The Sunday Gleaner visited one of these locations at the Boulevard Supercentre in St Andrew and got a fascinating demonstration of how coins of all sizes, value and currency are quickly, easily and conveniently sorted.
On hand was Novlette Senior, who functions as ambassador-at-large, greeting customers with an easy smile, explaining the process as she goes along.
Even though the machines are easily operated, franchise holder Patrick Brissett has employed Senior full-time to assist customers.
“The machine sorts, counts and separates the coins. The good thing is that it is free because we no longer charge a service fee. So tell your friends they can come with their coins, in no time it is all sorted, you get a receipt for the amount and you are on your way. There is absolutely no need to sort or separate them before you come, even if you have foreign or old coins – the machine is state-of-the-art, it does everything, literally,” stated Senior.
Meanwhile, Brissett has extended an invitation to schools, churches or anyone with coins to visit a location, including at Sovereign Centre or Barbados Avenue, to redeem them.
… More to make the coins than they are worth
On Thursday, February 15, 2018, the one-, 10- and 25-cent coins were demonetised or ceased to be valued as legal money tender in Jamaica, and since then the Bank of Jamaica has been working to redeem them. It will continue to do so indefinitely, including at its headquarters during regular business hours of 9 a.m. to 2 p.m. from Mondays to Thursdays, and on Fridays from 9 a.m. to 3 p.m.
With the red coins out of circulation, business operators have been using a system of ‘rounding up’ or ‘rounding down’ when giving change, and by which consumers should also be guided when making payment.
For instance, transactions ending in one to 49 cents should be rounded down to the nearest dollar. So an item costing, for example, anywhere from $40.01-$40.49 should be rounded down to $40. Conversely, if the item(s) costs anywhere from 50-99 cents, it should be rounded up to the nearest dollar. Therefore, an item costing anywhere from $40.50-$40.99 should be rounded up to $41.
“At current prices, it now costs more to make these coins than they are worth, and so continuing them is no longer economically viable and the country will save money by discontinuing them,” the central bank advised.
It costs J$1.73 to make a one-cent coin, J$1.54 to make a 10-cent coin and almost two dollars, J$1.96, to manufacture each 25-cent coin. By contrast, it costs less than $3 to make each $5 and $10 coin, and less than $10 to make the $20 coin.

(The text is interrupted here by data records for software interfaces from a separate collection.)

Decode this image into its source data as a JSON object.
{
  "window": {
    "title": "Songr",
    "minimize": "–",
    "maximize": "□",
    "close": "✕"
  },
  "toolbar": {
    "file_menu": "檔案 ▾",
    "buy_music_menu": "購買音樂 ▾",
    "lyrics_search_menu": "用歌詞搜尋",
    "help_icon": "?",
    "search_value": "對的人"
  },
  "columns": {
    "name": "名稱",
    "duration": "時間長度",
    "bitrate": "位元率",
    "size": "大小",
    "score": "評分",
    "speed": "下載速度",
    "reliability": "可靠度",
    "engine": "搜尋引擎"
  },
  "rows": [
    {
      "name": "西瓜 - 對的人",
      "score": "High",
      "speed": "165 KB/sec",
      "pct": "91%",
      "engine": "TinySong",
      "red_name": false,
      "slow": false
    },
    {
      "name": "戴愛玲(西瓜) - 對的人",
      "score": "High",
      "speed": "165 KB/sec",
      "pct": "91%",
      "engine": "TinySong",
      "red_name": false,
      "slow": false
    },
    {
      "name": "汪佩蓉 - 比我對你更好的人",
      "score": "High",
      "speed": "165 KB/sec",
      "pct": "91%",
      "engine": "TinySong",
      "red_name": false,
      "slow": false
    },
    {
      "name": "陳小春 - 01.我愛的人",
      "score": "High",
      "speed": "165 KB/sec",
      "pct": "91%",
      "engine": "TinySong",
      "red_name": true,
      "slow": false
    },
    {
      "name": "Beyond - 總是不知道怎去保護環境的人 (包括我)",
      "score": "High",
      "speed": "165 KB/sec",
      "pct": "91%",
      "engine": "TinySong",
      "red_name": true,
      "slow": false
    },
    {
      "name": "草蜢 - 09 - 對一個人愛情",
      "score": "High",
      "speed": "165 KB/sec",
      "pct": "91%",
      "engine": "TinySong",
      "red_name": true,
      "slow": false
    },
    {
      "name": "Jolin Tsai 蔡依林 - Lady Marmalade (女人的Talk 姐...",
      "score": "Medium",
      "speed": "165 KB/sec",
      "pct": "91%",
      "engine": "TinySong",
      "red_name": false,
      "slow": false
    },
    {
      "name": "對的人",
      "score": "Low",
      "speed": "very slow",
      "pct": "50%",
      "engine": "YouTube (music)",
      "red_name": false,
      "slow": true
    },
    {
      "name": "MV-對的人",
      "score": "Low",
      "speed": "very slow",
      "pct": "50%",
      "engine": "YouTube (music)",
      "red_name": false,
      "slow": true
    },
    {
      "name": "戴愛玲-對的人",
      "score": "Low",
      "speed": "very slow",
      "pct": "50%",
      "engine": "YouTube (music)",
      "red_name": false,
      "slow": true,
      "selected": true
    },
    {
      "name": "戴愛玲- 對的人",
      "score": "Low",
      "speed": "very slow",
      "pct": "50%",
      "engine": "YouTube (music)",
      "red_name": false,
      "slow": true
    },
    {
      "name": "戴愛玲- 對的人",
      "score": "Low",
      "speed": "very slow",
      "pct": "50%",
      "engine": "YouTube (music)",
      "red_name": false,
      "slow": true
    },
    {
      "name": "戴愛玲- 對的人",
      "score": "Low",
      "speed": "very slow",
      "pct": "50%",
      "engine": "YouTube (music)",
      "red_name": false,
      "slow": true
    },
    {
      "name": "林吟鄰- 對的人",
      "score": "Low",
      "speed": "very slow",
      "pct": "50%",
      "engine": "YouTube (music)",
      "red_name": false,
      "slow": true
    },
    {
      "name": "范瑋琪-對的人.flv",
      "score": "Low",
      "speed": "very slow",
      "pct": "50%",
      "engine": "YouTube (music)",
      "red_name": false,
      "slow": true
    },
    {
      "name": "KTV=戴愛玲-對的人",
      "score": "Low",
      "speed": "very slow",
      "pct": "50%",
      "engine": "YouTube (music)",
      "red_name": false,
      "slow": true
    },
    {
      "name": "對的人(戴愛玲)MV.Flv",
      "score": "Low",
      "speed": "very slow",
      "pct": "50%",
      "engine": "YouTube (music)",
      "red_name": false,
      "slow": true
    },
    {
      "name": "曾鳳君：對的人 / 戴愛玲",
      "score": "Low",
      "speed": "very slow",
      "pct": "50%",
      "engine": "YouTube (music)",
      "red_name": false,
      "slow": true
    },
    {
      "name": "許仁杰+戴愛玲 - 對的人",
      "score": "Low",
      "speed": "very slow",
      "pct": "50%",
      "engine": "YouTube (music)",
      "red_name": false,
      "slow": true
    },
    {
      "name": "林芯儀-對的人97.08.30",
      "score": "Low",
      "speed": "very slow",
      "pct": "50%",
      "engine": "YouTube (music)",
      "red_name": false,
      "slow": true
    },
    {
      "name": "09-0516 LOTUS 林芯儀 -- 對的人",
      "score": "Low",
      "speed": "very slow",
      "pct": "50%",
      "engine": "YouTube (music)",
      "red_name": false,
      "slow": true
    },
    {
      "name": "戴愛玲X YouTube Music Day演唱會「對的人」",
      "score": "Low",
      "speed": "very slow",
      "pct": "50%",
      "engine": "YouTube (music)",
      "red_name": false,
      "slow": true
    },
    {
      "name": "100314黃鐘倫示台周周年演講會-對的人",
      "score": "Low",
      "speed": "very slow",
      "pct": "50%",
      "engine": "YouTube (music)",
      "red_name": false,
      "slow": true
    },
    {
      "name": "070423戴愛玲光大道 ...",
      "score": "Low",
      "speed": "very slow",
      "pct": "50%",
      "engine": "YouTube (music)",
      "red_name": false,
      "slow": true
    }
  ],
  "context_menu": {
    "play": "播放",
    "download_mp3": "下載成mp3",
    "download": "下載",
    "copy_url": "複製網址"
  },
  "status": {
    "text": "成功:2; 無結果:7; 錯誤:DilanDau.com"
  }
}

And while the $1 coin is also no longer cost-effective to manufacture, at a cost of J$2.30 per coin, the BOJ says it has no intention to withdraw it from circulation at this time, based on its heavy usage. However, it has begun a review of the design with a view to using less expensive material to make it.